ABOUT THIS TASK: In your copy of the data, keep every word exact and include no pictures.

Element data from apps and pages:
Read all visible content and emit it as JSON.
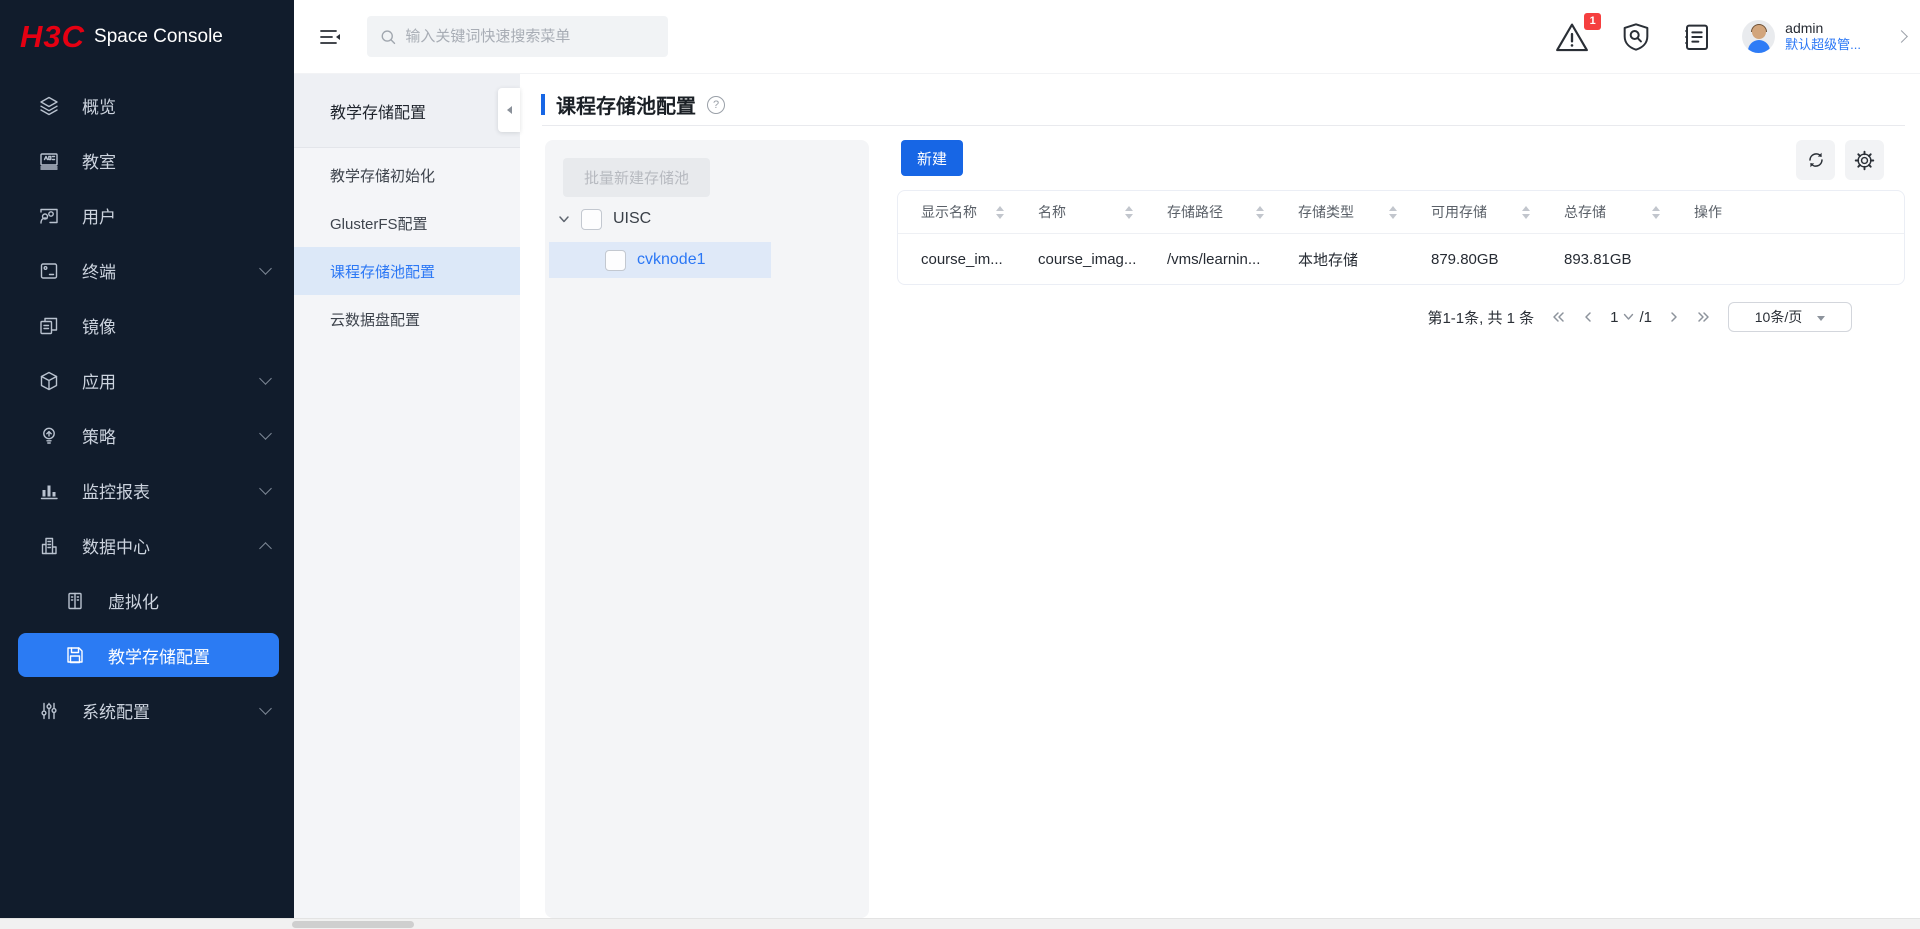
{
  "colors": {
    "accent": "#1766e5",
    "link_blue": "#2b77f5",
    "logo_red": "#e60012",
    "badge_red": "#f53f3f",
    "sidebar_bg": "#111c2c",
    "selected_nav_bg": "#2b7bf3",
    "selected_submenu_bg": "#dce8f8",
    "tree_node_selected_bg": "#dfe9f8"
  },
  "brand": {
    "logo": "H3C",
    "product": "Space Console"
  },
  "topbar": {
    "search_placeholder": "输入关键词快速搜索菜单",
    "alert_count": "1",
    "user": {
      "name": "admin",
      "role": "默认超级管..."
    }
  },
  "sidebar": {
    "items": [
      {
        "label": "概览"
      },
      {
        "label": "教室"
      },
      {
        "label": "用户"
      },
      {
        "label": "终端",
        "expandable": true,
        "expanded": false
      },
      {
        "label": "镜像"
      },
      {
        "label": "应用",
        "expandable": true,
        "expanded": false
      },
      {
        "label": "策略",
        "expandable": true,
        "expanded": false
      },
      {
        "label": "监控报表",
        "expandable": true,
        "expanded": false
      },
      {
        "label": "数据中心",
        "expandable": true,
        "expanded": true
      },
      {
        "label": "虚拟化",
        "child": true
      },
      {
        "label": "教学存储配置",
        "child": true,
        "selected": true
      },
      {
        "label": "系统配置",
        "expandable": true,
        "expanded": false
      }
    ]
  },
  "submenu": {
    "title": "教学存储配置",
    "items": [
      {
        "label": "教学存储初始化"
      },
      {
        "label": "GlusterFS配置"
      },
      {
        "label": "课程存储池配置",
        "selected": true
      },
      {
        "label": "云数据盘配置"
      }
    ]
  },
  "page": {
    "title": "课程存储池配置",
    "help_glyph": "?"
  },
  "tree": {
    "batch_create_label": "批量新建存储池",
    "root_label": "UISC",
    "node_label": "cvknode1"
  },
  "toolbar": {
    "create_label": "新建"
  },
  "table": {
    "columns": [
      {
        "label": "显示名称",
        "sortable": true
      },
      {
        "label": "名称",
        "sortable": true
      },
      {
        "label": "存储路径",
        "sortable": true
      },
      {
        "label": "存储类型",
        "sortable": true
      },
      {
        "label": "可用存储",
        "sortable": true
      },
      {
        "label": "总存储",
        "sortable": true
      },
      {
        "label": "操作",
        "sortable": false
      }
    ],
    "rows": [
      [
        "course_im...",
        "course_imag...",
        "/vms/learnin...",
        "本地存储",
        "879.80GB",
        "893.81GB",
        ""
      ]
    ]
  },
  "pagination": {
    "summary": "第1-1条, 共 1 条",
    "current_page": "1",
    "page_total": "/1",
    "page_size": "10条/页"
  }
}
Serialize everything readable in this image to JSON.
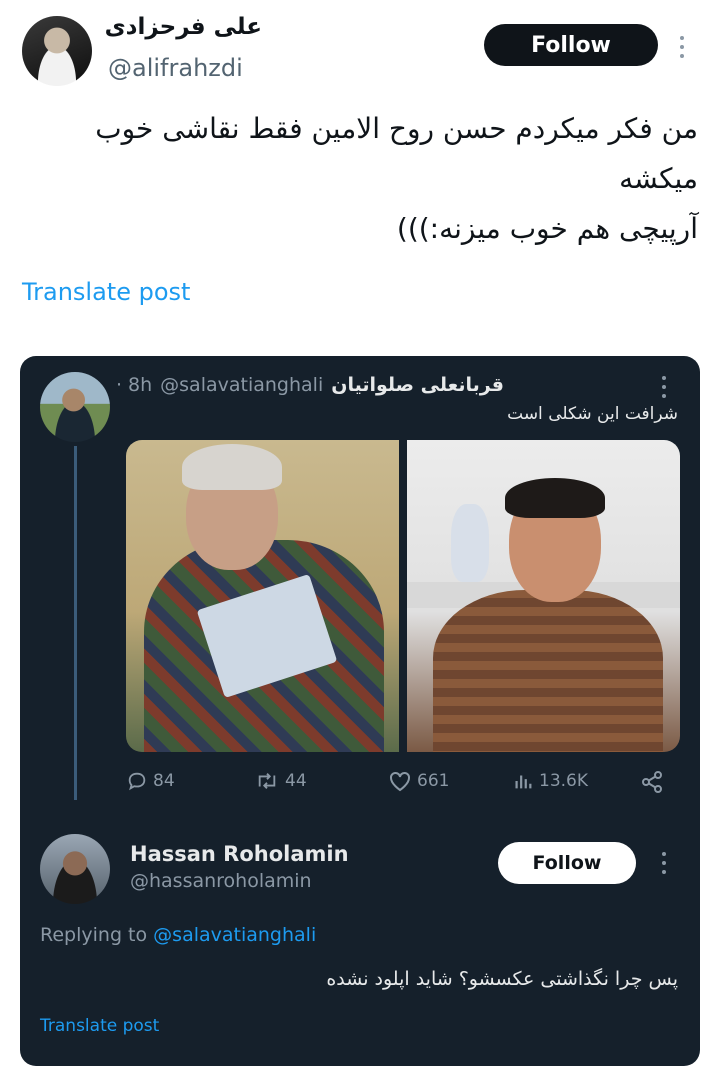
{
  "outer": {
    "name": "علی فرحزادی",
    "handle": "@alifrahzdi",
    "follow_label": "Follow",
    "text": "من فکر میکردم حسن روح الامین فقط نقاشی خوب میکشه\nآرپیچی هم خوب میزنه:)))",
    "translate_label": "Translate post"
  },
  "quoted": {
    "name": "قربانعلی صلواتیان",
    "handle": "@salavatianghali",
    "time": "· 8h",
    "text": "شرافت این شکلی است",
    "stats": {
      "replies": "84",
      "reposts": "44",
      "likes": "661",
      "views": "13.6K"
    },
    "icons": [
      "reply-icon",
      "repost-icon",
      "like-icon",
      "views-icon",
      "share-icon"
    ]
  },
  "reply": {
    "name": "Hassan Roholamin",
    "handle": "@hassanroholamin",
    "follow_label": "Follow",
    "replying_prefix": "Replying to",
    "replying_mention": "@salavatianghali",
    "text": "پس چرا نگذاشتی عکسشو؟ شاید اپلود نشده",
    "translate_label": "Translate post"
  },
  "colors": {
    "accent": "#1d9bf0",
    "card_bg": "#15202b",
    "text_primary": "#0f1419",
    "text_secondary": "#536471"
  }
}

SOLUTION:
Read all visible content and emit it as JSON.
{
  "colors": {
    "accent": "#1766e5",
    "link_blue": "#2b77f5",
    "logo_red": "#e60012",
    "badge_red": "#f53f3f",
    "sidebar_bg": "#111c2c",
    "selected_nav_bg": "#2b7bf3",
    "selected_submenu_bg": "#dce8f8",
    "tree_node_selected_bg": "#dfe9f8"
  },
  "brand": {
    "logo": "H3C",
    "product": "Space Console"
  },
  "topbar": {
    "search_placeholder": "输入关键词快速搜索菜单",
    "alert_count": "1",
    "user": {
      "name": "admin",
      "role": "默认超级管..."
    }
  },
  "sidebar": {
    "items": [
      {
        "label": "概览"
      },
      {
        "label": "教室"
      },
      {
        "label": "用户"
      },
      {
        "label": "终端",
        "expandable": true,
        "expanded": false
      },
      {
        "label": "镜像"
      },
      {
        "label": "应用",
        "expandable": true,
        "expanded": false
      },
      {
        "label": "策略",
        "expandable": true,
        "expanded": false
      },
      {
        "label": "监控报表",
        "expandable": true,
        "expanded": false
      },
      {
        "label": "数据中心",
        "expandable": true,
        "expanded": true
      },
      {
        "label": "虚拟化",
        "child": true
      },
      {
        "label": "教学存储配置",
        "child": true,
        "selected": true
      },
      {
        "label": "系统配置",
        "expandable": true,
        "expanded": false
      }
    ]
  },
  "submenu": {
    "title": "教学存储配置",
    "items": [
      {
        "label": "教学存储初始化"
      },
      {
        "label": "GlusterFS配置"
      },
      {
        "label": "课程存储池配置",
        "selected": true
      },
      {
        "label": "云数据盘配置"
      }
    ]
  },
  "page": {
    "title": "课程存储池配置",
    "help_glyph": "?"
  },
  "tree": {
    "batch_create_label": "批量新建存储池",
    "root_label": "UISC",
    "node_label": "cvknode1"
  },
  "toolbar": {
    "create_label": "新建"
  },
  "table": {
    "columns": [
      {
        "label": "显示名称",
        "sortable": true
      },
      {
        "label": "名称",
        "sortable": true
      },
      {
        "label": "存储路径",
        "sortable": true
      },
      {
        "label": "存储类型",
        "sortable": true
      },
      {
        "label": "可用存储",
        "sortable": true
      },
      {
        "label": "总存储",
        "sortable": true
      },
      {
        "label": "操作",
        "sortable": false
      }
    ],
    "rows": [
      [
        "course_im...",
        "course_imag...",
        "/vms/learnin...",
        "本地存储",
        "879.80GB",
        "893.81GB",
        ""
      ]
    ]
  },
  "pagination": {
    "summary": "第1-1条, 共 1 条",
    "current_page": "1",
    "page_total": "/1",
    "page_size": "10条/页"
  }
}
Serialize everything readable in this image to JSON.
{
  "outer": {
    "name": "علی فرحزادی",
    "handle": "@alifrahzdi",
    "follow_label": "Follow",
    "text": "من فکر میکردم حسن روح الامین فقط نقاشی خوب میکشه\nآرپیچی هم خوب میزنه:)))",
    "translate_label": "Translate post"
  },
  "quoted": {
    "name": "قربانعلی صلواتیان",
    "handle": "@salavatianghali",
    "time": "· 8h",
    "text": "شرافت این شکلی است",
    "stats": {
      "replies": "84",
      "reposts": "44",
      "likes": "661",
      "views": "13.6K"
    },
    "icons": [
      "reply-icon",
      "repost-icon",
      "like-icon",
      "views-icon",
      "share-icon"
    ]
  },
  "reply": {
    "name": "Hassan Roholamin",
    "handle": "@hassanroholamin",
    "follow_label": "Follow",
    "replying_prefix": "Replying to",
    "replying_mention": "@salavatianghali",
    "text": "پس چرا نگذاشتی عکسشو؟ شاید اپلود نشده",
    "translate_label": "Translate post"
  },
  "colors": {
    "accent": "#1d9bf0",
    "card_bg": "#15202b",
    "text_primary": "#0f1419",
    "text_secondary": "#536471"
  }
}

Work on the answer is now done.